Yet tourism seems to permeate every part of Easter Island. Take Merahi Pate, a stout 29-year-old whom I meet when I try to ask for directions in the hinterland, far from the paved road. Covered in fine dust on her porch, she says that she’s been carving souvenir moai for 12 years now. She’s eager to have a picture taken with me, because she wants to start a new business teaching tourists how to carve miniature statues. A photograph with a foreigner would come in really handy for the ad she’s planning to take out.
Then there’s Andrea Tuki, a young shopkeeper in the main town of Hanga Roa, who surprises me with her flawless English. She returned home after studying early childhood education in Valparaiso on an academic scholarship. She seems to be the kind of bright young talent that Rapa Nui needs to educate its young people. So what’s her dream? She wants to start a bike tour company.
But as I talk to more people, I realize that there’s more to Rapa Nui than tourism. When I inadvertently trespass on Titaina de Pont’s family ranch, she invites me to sit down and have coffee with her. She tells me that she, too, worked as a tour guide — for three months. “Then I realized it’s not the tourists who need to be taught about our culture,” she says. “It’s our children.”
Today she works as a radio producer for educational programs in the native language. She recognizes that tourism is an inevitable part of Rapa Nui’s present. She just wants young people to know their heritage before facing the avalanche of outside cultures.
From magic to reality
As far as airports go, I can’t imagine a place more pleasant than Easter Island’s outdoor waiting area. I sit on the grass and the sea breeze teases the palm tree above me, sending a kaleidoscope of shadows flickering over my legs. I take out my fatigued copy of “The Separate Rose.” My return flight won’t start boarding for a while, and it’s a short read.
“Goodbye,” Neruda bids Rapa Nui, “let the great sea protect you / from our barren brutality.”
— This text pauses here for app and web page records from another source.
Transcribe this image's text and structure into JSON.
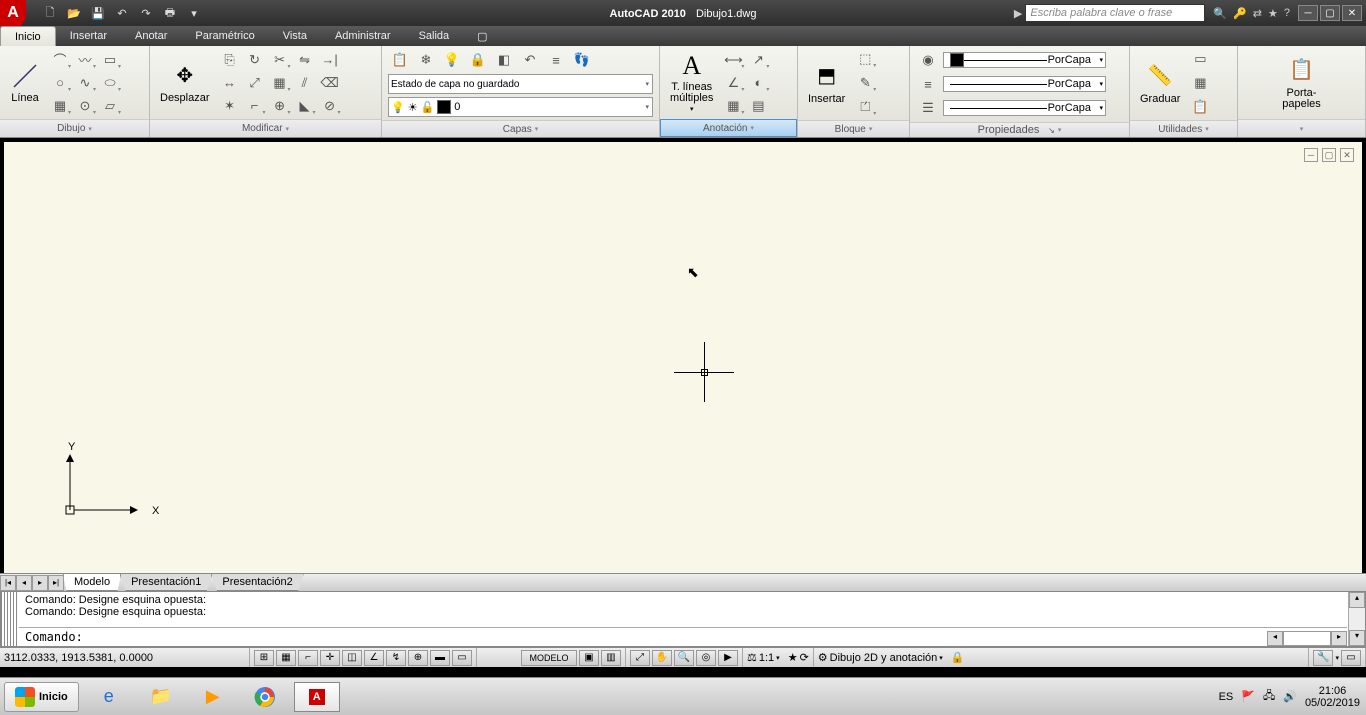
{
  "title": {
    "app": "AutoCAD 2010",
    "file": "Dibujo1.dwg",
    "search_placeholder": "Escriba palabra clave o frase"
  },
  "menu": {
    "m0": "Inicio",
    "m1": "Insertar",
    "m2": "Anotar",
    "m3": "Paramétrico",
    "m4": "Vista",
    "m5": "Administrar",
    "m6": "Salida"
  },
  "ribbon": {
    "dibujo": {
      "title": "Dibujo",
      "linea": "Línea"
    },
    "modificar": {
      "title": "Modificar",
      "desplazar": "Desplazar"
    },
    "capas": {
      "title": "Capas",
      "state": "Estado de capa no guardado",
      "layer": "0"
    },
    "anotacion": {
      "title": "Anotación",
      "texto": "T. líneas\nmúltiples"
    },
    "bloque": {
      "title": "Bloque",
      "insertar": "Insertar"
    },
    "propiedades": {
      "title": "Propiedades",
      "porcapa": "PorCapa"
    },
    "utilidades": {
      "title": "Utilidades",
      "graduar": "Graduar"
    },
    "porta": "Porta-\npapeles"
  },
  "tabs": {
    "t0": "Modelo",
    "t1": "Presentación1",
    "t2": "Presentación2"
  },
  "cmd": {
    "l1": "Comando: Designe esquina opuesta:",
    "l2": "Comando: Designe esquina opuesta:",
    "prompt": "Comando:"
  },
  "status": {
    "coords": "3112.0333, 1913.5381, 0.0000",
    "model": "MODELO",
    "scale": "1:1",
    "workspace": "Dibujo 2D y anotación",
    "lang": "ES"
  },
  "task": {
    "start": "Inicio",
    "time": "21:06",
    "date": "05/02/2019"
  },
  "ucs": {
    "x": "X",
    "y": "Y"
  }
}
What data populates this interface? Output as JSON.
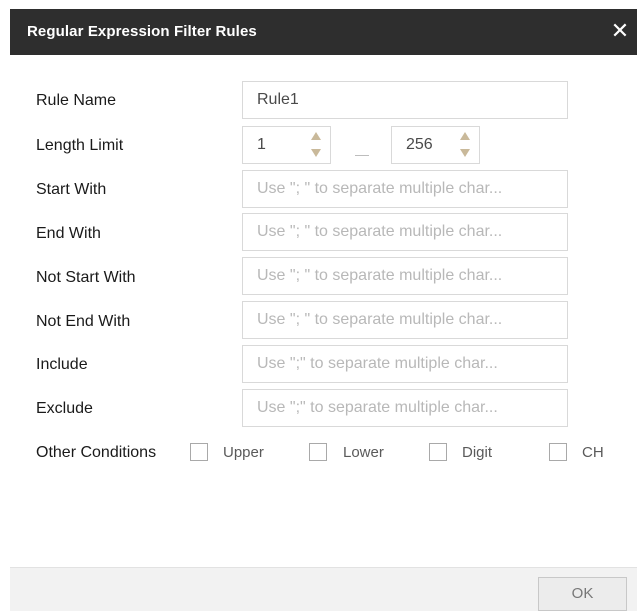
{
  "dialog": {
    "title": "Regular Expression Filter Rules",
    "close_glyph": "✕"
  },
  "fields": {
    "rule_name": {
      "label": "Rule Name",
      "value": "Rule1"
    },
    "length_limit": {
      "label": "Length Limit",
      "min": "1",
      "max": "256"
    },
    "start_with": {
      "label": "Start With",
      "placeholder": "Use \"; \" to separate multiple char..."
    },
    "end_with": {
      "label": "End With",
      "placeholder": "Use \"; \" to separate multiple char..."
    },
    "not_start_with": {
      "label": "Not Start With",
      "placeholder": "Use \"; \" to separate multiple char..."
    },
    "not_end_with": {
      "label": "Not End With",
      "placeholder": "Use \"; \" to separate multiple char..."
    },
    "include": {
      "label": "Include",
      "placeholder": "Use \";\" to separate multiple char..."
    },
    "exclude": {
      "label": "Exclude",
      "placeholder": "Use \";\" to separate multiple char..."
    }
  },
  "other_conditions": {
    "label": "Other Conditions",
    "options": [
      {
        "label": "Upper",
        "checked": false
      },
      {
        "label": "Lower",
        "checked": false
      },
      {
        "label": "Digit",
        "checked": false
      },
      {
        "label": "CH",
        "checked": false
      }
    ]
  },
  "footer": {
    "ok_label": "OK"
  },
  "colors": {
    "titlebar_bg": "#2e2e2e",
    "spinner_arrow": "#c9b99a",
    "border": "#d9d9d9"
  },
  "icons": {
    "close": "close-icon",
    "spinner_up": "arrow-up-icon",
    "spinner_down": "arrow-down-icon"
  }
}
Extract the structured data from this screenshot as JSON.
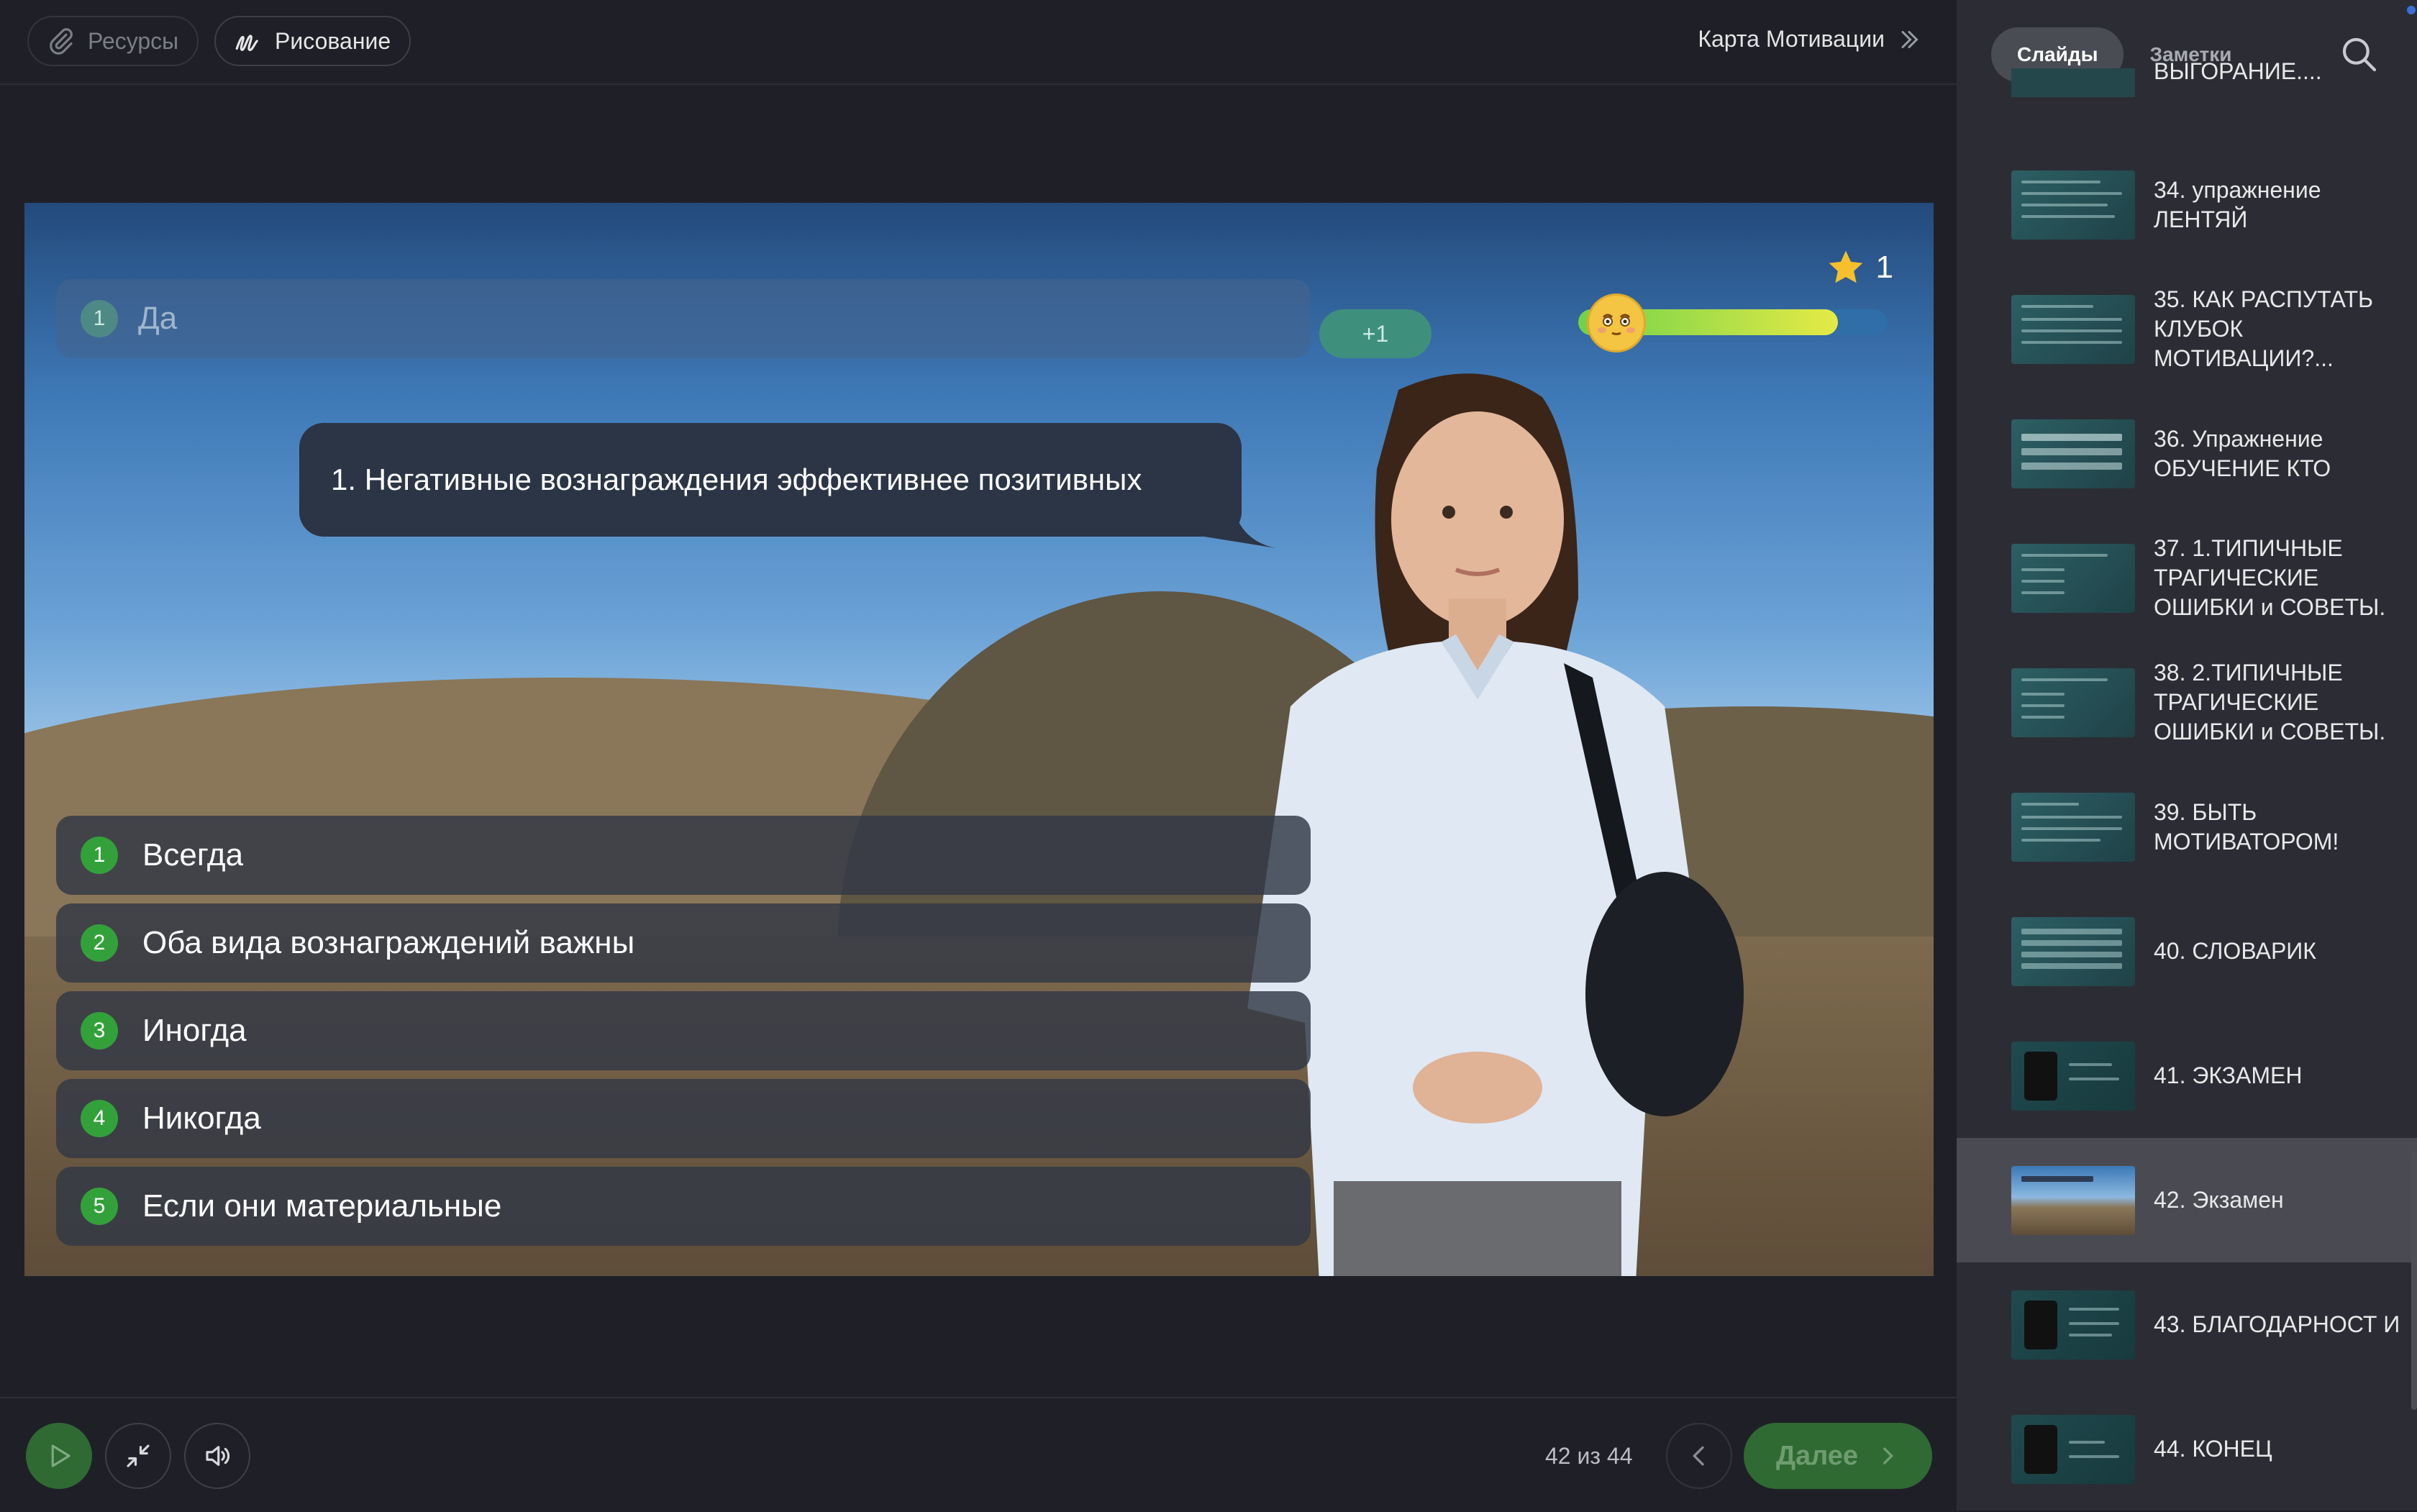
{
  "toolbar": {
    "resources_label": "Ресурсы",
    "drawing_label": "Рисование",
    "course_title": "Карта Мотивации"
  },
  "slide": {
    "answer_number": "1",
    "answer_text": "Да",
    "plus_badge": "+1",
    "score": "1",
    "progress_fraction": 0.84,
    "question": "1. Негативные вознаграждения эффективнее позитивных",
    "options": [
      {
        "num": "1",
        "text": "Всегда"
      },
      {
        "num": "2",
        "text": "Оба вида вознаграждений важны"
      },
      {
        "num": "3",
        "text": "Иногда"
      },
      {
        "num": "4",
        "text": "Никогда"
      },
      {
        "num": "5",
        "text": "Если они материальные"
      }
    ]
  },
  "player": {
    "counter": "42 из 44",
    "next_label": "Далее"
  },
  "sidebar": {
    "tabs": [
      "Слайды",
      "Заметки"
    ],
    "partial_label": "ВЫГОРАНИЕ....",
    "slides": [
      {
        "label": "34. упражнение ЛЕНТЯЙ"
      },
      {
        "label": "35. КАК РАСПУТАТЬ КЛУБОК МОТИВАЦИИ?..."
      },
      {
        "label": "36. Упражнение ОБУЧЕНИЕ КТО"
      },
      {
        "label": "37. 1.ТИПИЧНЫЕ ТРАГИЧЕСКИЕ ОШИБКИ и СОВЕТЫ."
      },
      {
        "label": "38. 2.ТИПИЧНЫЕ ТРАГИЧЕСКИЕ ОШИБКИ и СОВЕТЫ."
      },
      {
        "label": "39. БЫТЬ МОТИВАТОРОМ!"
      },
      {
        "label": "40. СЛОВАРИК"
      },
      {
        "label": "41. ЭКЗАМЕН"
      },
      {
        "label": "42. Экзамен"
      },
      {
        "label": "43. БЛАГОДАРНОСТ И"
      },
      {
        "label": "44. КОНЕЦ"
      }
    ],
    "selected_index": 8
  },
  "colors": {
    "accent_green": "#33a13a",
    "button_green": "#2f6a32",
    "bubble": "#2b3545"
  },
  "icons": [
    "paperclip-icon",
    "drawing-icon",
    "chevrons-right-icon",
    "star-icon",
    "emoji-icon",
    "play-icon",
    "collapse-icon",
    "volume-icon",
    "chevron-left-icon",
    "chevron-right-icon",
    "search-icon"
  ]
}
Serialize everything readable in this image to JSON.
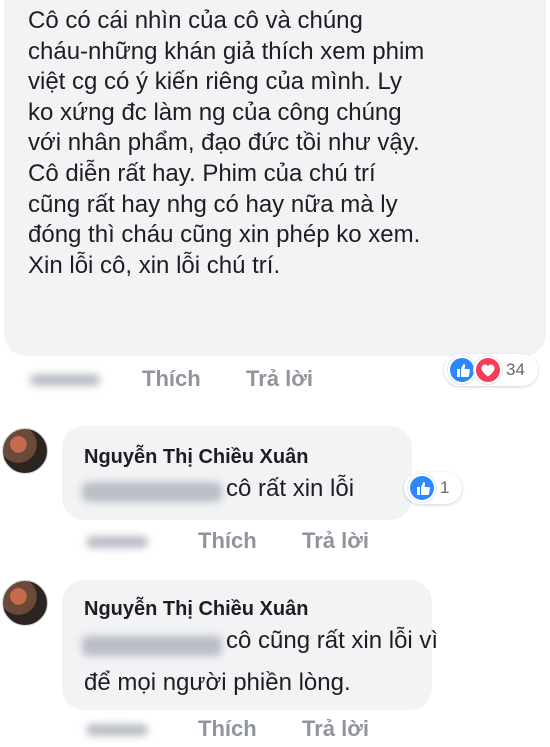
{
  "comments": [
    {
      "text_lines": [
        "Cô có cái nhìn của cô và chúng",
        "cháu-những khán giả thích xem phim",
        "việt cg có ý kiến riêng của mình.  Ly",
        "ko xứng đc làm ng của công chúng",
        "với nhân phẩm, đạo đức tồi như vậy.",
        "Cô diễn rất hay.  Phim của chú trí",
        "cũng rất hay nhg có hay nữa mà ly",
        "đóng thì cháu cũng xin phép ko xem.",
        "Xin lỗi cô, xin lỗi chú trí."
      ],
      "actions": {
        "like": "Thích",
        "reply": "Trả lời"
      },
      "reactions": {
        "count": "34",
        "icons": [
          "like-icon",
          "heart-icon"
        ],
        "colors": {
          "like": "#2d88ff",
          "heart": "#f33e58"
        }
      }
    },
    {
      "author": "Nguyễn Thị Chiều Xuân",
      "text_lines": [
        "cô rất xin lỗi"
      ],
      "actions": {
        "like": "Thích",
        "reply": "Trả lời"
      },
      "reactions": {
        "count": "1",
        "icons": [
          "like-icon"
        ]
      }
    },
    {
      "author": "Nguyễn Thị Chiều Xuân",
      "text_lines": [
        "cô cũng rất xin lỗi vì",
        "để mọi người phiền lòng."
      ],
      "actions": {
        "like": "Thích",
        "reply": "Trả lời"
      }
    }
  ]
}
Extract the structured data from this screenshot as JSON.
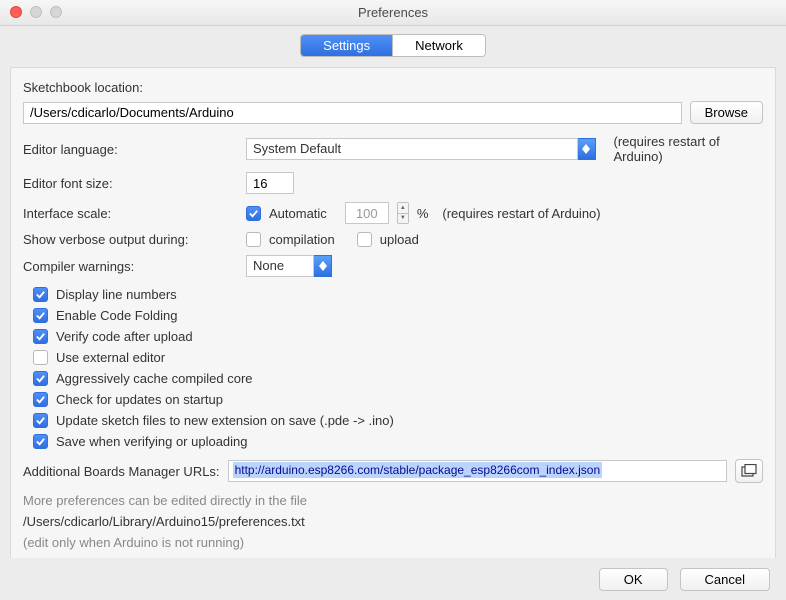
{
  "window": {
    "title": "Preferences"
  },
  "tabs": {
    "settings": "Settings",
    "network": "Network"
  },
  "sketchbook": {
    "label": "Sketchbook location:",
    "path": "/Users/cdicarlo/Documents/Arduino",
    "browse": "Browse"
  },
  "language": {
    "label": "Editor language:",
    "value": "System Default",
    "hint": "(requires restart of Arduino)"
  },
  "fontsize": {
    "label": "Editor font size:",
    "value": "16"
  },
  "scale": {
    "label": "Interface scale:",
    "auto_label": "Automatic",
    "value": "100",
    "percent": "%",
    "hint": "(requires restart of Arduino)"
  },
  "verbose": {
    "label": "Show verbose output during:",
    "compilation": "compilation",
    "upload": "upload"
  },
  "compiler": {
    "label": "Compiler warnings:",
    "value": "None"
  },
  "checks": {
    "display_line_numbers": "Display line numbers",
    "enable_code_folding": "Enable Code Folding",
    "verify_after_upload": "Verify code after upload",
    "use_external_editor": "Use external editor",
    "aggressive_cache": "Aggressively cache compiled core",
    "check_updates": "Check for updates on startup",
    "update_ext": "Update sketch files to new extension on save (.pde -> .ino)",
    "save_on_verify": "Save when verifying or uploading"
  },
  "boards_url": {
    "label": "Additional Boards Manager URLs:",
    "value": "http://arduino.esp8266.com/stable/package_esp8266com_index.json"
  },
  "footer": {
    "line1": "More preferences can be edited directly in the file",
    "path": "/Users/cdicarlo/Library/Arduino15/preferences.txt",
    "line2": "(edit only when Arduino is not running)"
  },
  "buttons": {
    "ok": "OK",
    "cancel": "Cancel"
  }
}
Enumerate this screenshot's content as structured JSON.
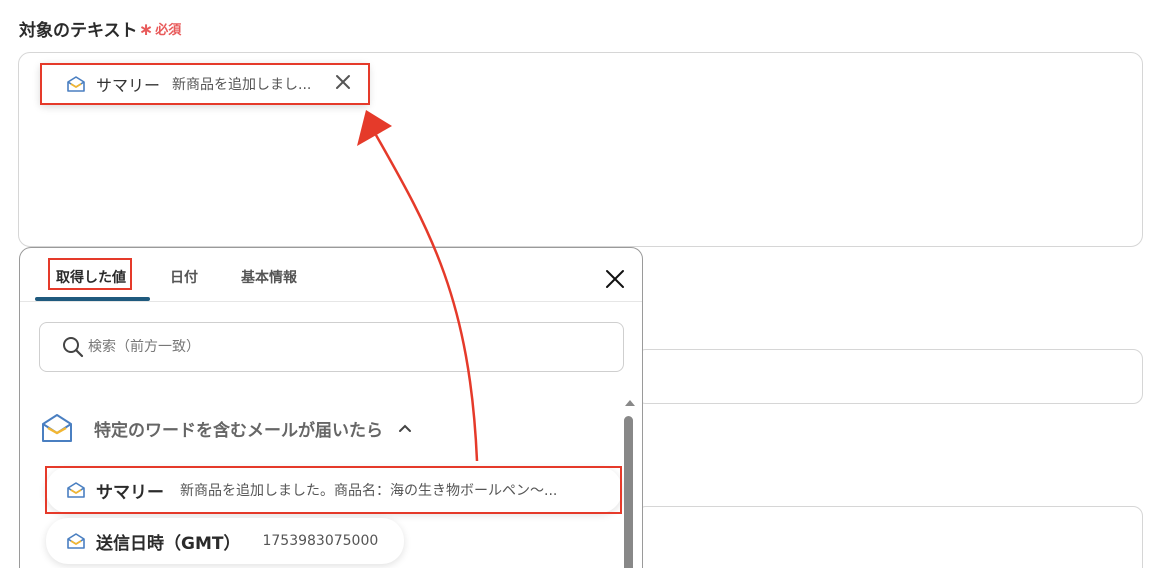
{
  "field": {
    "label": "対象のテキスト",
    "required_label": "必須"
  },
  "chip": {
    "icon": "mail-open-icon",
    "name": "サマリー",
    "preview": "新商品を追加しまし..."
  },
  "panel": {
    "tabs": [
      {
        "label": "取得した値"
      },
      {
        "label": "日付"
      },
      {
        "label": "基本情報"
      }
    ],
    "search": {
      "placeholder": "検索（前方一致）"
    },
    "section": {
      "title": "特定のワードを含むメールが届いたら"
    },
    "items": [
      {
        "name": "サマリー",
        "value": "新商品を追加しました。商品名：海の生き物ボールペン〜..."
      },
      {
        "name": "送信日時（GMT）",
        "value": "1753983075000"
      }
    ]
  },
  "colors": {
    "highlight": "#e53a2a",
    "tab_underline": "#1f5a7e",
    "required": "#e85a5a",
    "mail_icon_blue": "#4a7fc1",
    "mail_icon_yellow": "#f2b632"
  }
}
But now I must respectfully disagree with the Nobel laureate. The people of Rapa Nui don’t need the sea to protect them: They’ve already beaten the odds by surviving in this inhospitable location, nurturing an inimitable civilization and rebounding from a dark era when forced labor and smallpox reduced the population to just 111 in the late 19th century.
I came ready to exalt a magical place that’s completely cut off from the rest of the world. But while its past may remain shrouded in mystery, Rapa Nui is very much a real place, alive and changing. I’m no longer disappointed that there are other visitors. It comforts me to know that no matter the geographic distance, we’re connected in our flawed but cohesive world. It just feels much less lonely that way.
Kwak is a travel writer based in San Francisco and Berlin. He writes about his travels at www.kwak.in/motion.